Aggies demonstrated selfless service during last week’s historic winter storm as volunteers turned out to help at the temporary warming center in Reed Arena.
Reveille, Texas A&M’s beloved mascot, is one of A&M’s many long standing traditions. It was announced last August that Batie Bishop would be her handler for the 2020-2021 academic year.
Although Valentine’s Day is most often recognized as a holiday celebrating romantic love, some Aggies are shifting the focus to another important relationship: one with themselves.
Many people come to college in hopes to find “the one.” However, no one expected a global pandemic to halt their dating endeavors, lowering their chances of finding their boo at university.
After seeing the historic underrepresentation of minority students in student government, several student organizations were created to support and promote minority students running for Student Senate.
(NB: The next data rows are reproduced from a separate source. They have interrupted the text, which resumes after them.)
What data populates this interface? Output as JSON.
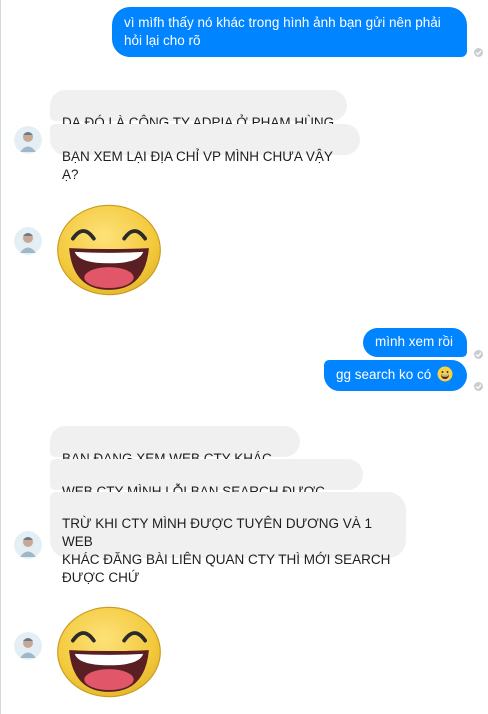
{
  "conversation": {
    "messages": [
      {
        "from": "me",
        "text": "vì mìfh thấy nó khác trong hình ảnh bạn gửi nên phải hỏi lại cho rõ"
      },
      {
        "from": "them",
        "text": "DẠ  ĐÓ LÀ CÔNG TY ADPIA Ở PHẠM HÙNG"
      },
      {
        "from": "them",
        "text": "BẠN XEM LẠI ĐỊA CHỈ VP MÌNH CHƯA VẬY Ạ?"
      },
      {
        "from": "them",
        "sticker": "laughing-face-sticker"
      },
      {
        "from": "me",
        "text": "mình xem rồi"
      },
      {
        "from": "me",
        "text": "gg search ko có",
        "emoji": "grinning-face-icon"
      },
      {
        "from": "them",
        "text": "BẠN ĐANG XEM WEB CTY KHÁC MÀ"
      },
      {
        "from": "them",
        "text": "WEB CTY MÌNH LỖI BẠN SEARCH ĐƯỢC Ạ????"
      },
      {
        "from": "them",
        "text": "TRỪ KHI CTY MÌNH ĐƯỢC TUYÊN DƯƠNG VÀ 1 WEB\nKHÁC ĐĂNG BÀI LIÊN QUAN CTY THÌ MỚI  SEARCH\nĐƯỢC CHỨ"
      },
      {
        "from": "them",
        "sticker": "laughing-face-sticker"
      }
    ]
  },
  "colors": {
    "outgoing_bubble": "#0084ff",
    "incoming_bubble": "#f1f0f0",
    "seen_indicator": "#c9ccd1",
    "sticker_face": "#f5d048"
  }
}
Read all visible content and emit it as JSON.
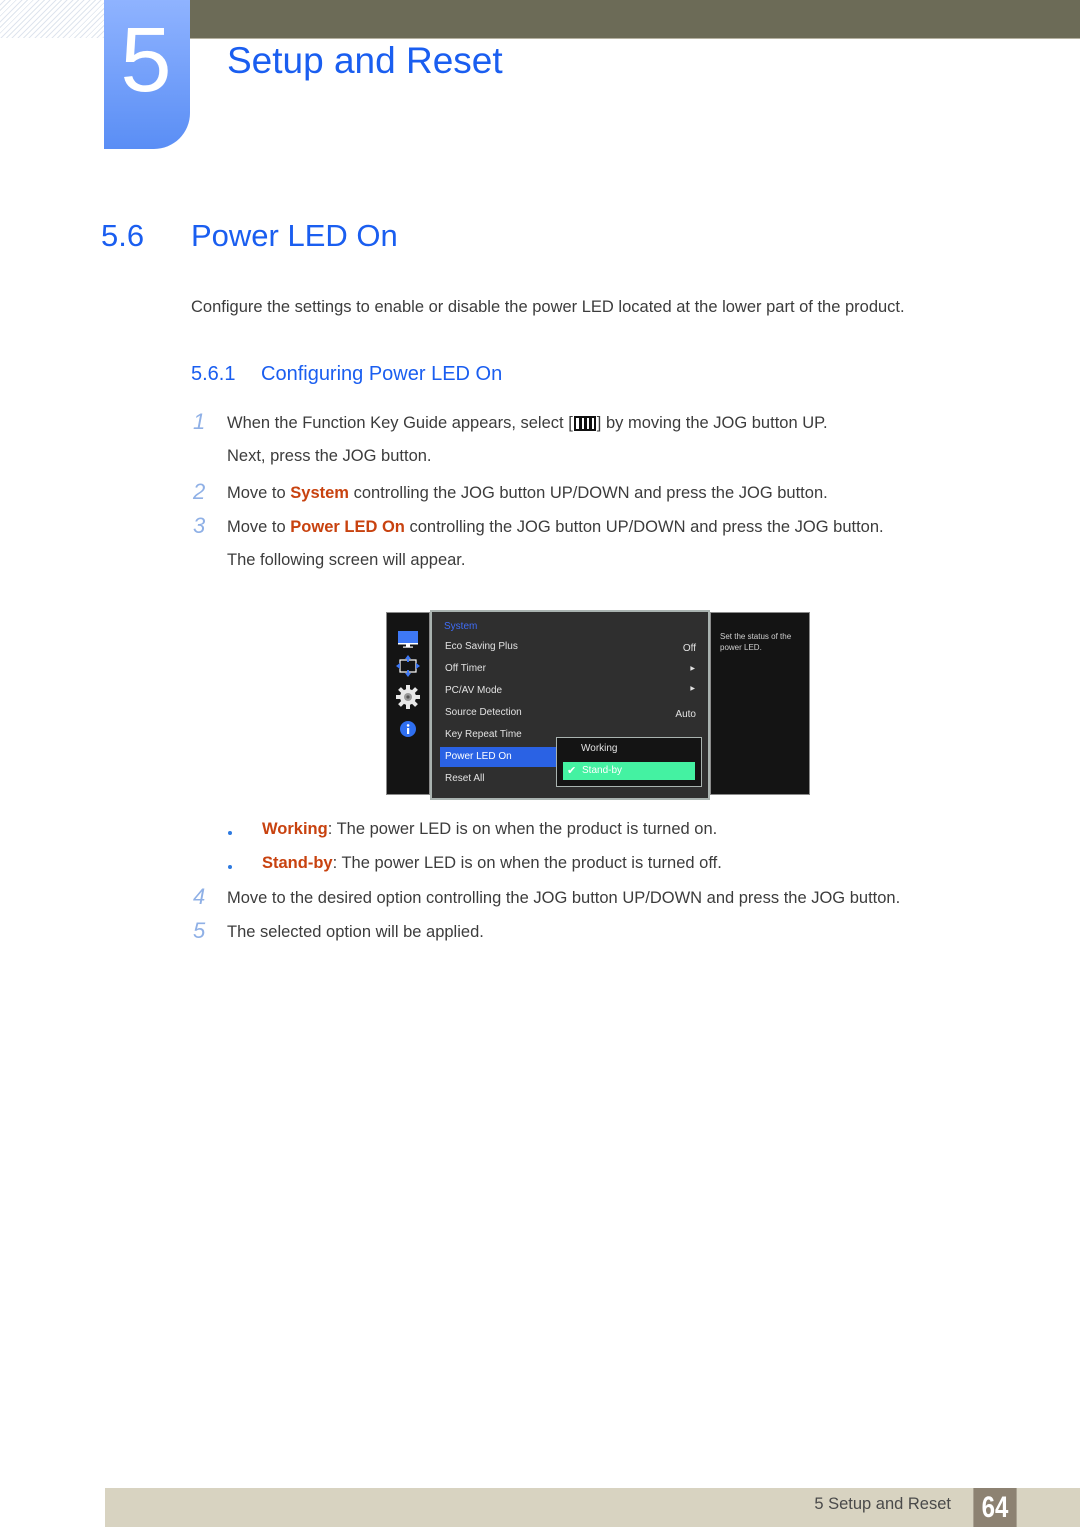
{
  "header": {
    "chapter_number": "5",
    "chapter_title": "Setup and Reset"
  },
  "section": {
    "number": "5.6",
    "title": "Power LED On",
    "intro": "Configure the settings to enable or disable the power LED located at the lower part of the product."
  },
  "subsection": {
    "number": "5.6.1",
    "title": "Configuring Power LED On"
  },
  "steps": [
    {
      "num": "1",
      "pre": "When the Function Key Guide appears, select [",
      "icon": "menu-icon",
      "post": "] by moving the JOG button UP.",
      "line2": "Next, press the JOG button."
    },
    {
      "num": "2",
      "pre": "Move to ",
      "highlight": "System",
      "post": " controlling the JOG button UP/DOWN and press the JOG button."
    },
    {
      "num": "3",
      "pre": "Move to ",
      "highlight": "Power LED On",
      "post": " controlling the JOG button UP/DOWN and press the JOG button.",
      "line2": "The following screen will appear."
    },
    {
      "num": "4",
      "text": "Move to the desired option controlling the JOG button UP/DOWN and press the JOG button."
    },
    {
      "num": "5",
      "text": "The selected option will be applied."
    }
  ],
  "options": [
    {
      "name": "Working",
      "desc": ": The power LED is on when the product is turned on."
    },
    {
      "name": "Stand-by",
      "desc": ": The power LED is on when the product is turned off."
    }
  ],
  "osd": {
    "category": "System",
    "side_icons": [
      "monitor-icon",
      "resize-arrows-icon",
      "gear-icon",
      "info-icon"
    ],
    "items": [
      {
        "label": "Eco Saving Plus",
        "value": "Off"
      },
      {
        "label": "Off Timer",
        "value": "▶"
      },
      {
        "label": "PC/AV Mode",
        "value": "▶"
      },
      {
        "label": "Source Detection",
        "value": "Auto"
      },
      {
        "label": "Key Repeat Time",
        "value": ""
      },
      {
        "label": "Power LED On",
        "value": "",
        "selected": true
      },
      {
        "label": "Reset All",
        "value": ""
      }
    ],
    "submenu": [
      {
        "label": "Working",
        "checked": false
      },
      {
        "label": "Stand-by",
        "checked": true
      }
    ],
    "help_text": "Set the status of the power LED.",
    "colors": {
      "highlight": "#2a62e4",
      "selected_option": "#44f2a2",
      "category": "#3f6cf5"
    }
  },
  "footer": {
    "label": "5 Setup and Reset",
    "page": "64"
  },
  "colors": {
    "accent": "#1a5ef0",
    "highlight_text": "#c8420f"
  }
}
Despite his late arrival in Aggieland, Senior Class President Gunnar Smith quickly became involved in the campus community and now strives to keep class traditions alive during the pandemic.
New dining options offered at the Polo Road Rec Center optimize the facility’s vision to inspire the lifelong pursuit of health and wellness.
With more than 100 shows played per year and a top 20 single on the Texas Country music charts, it's safe to say Texas A&M construction science senior Hayden Haddock has hit the road running with his music career and has no plans to stop anytime soon.
Multicultural sororities and fraternities, separate from Intercultural Greek organizations, create an atmosphere of inclusion, cultural appreciation and diversity on campus.
Maintaining the New Year’s resolution of exercising at the gym everyday can be complicated due to COVID-19, but students have found ways to stay cautious and fit during these times.
The Diversity Commission aims to promote a positive campus culture by leading and promoting conversations around diversity, equity and inclusion.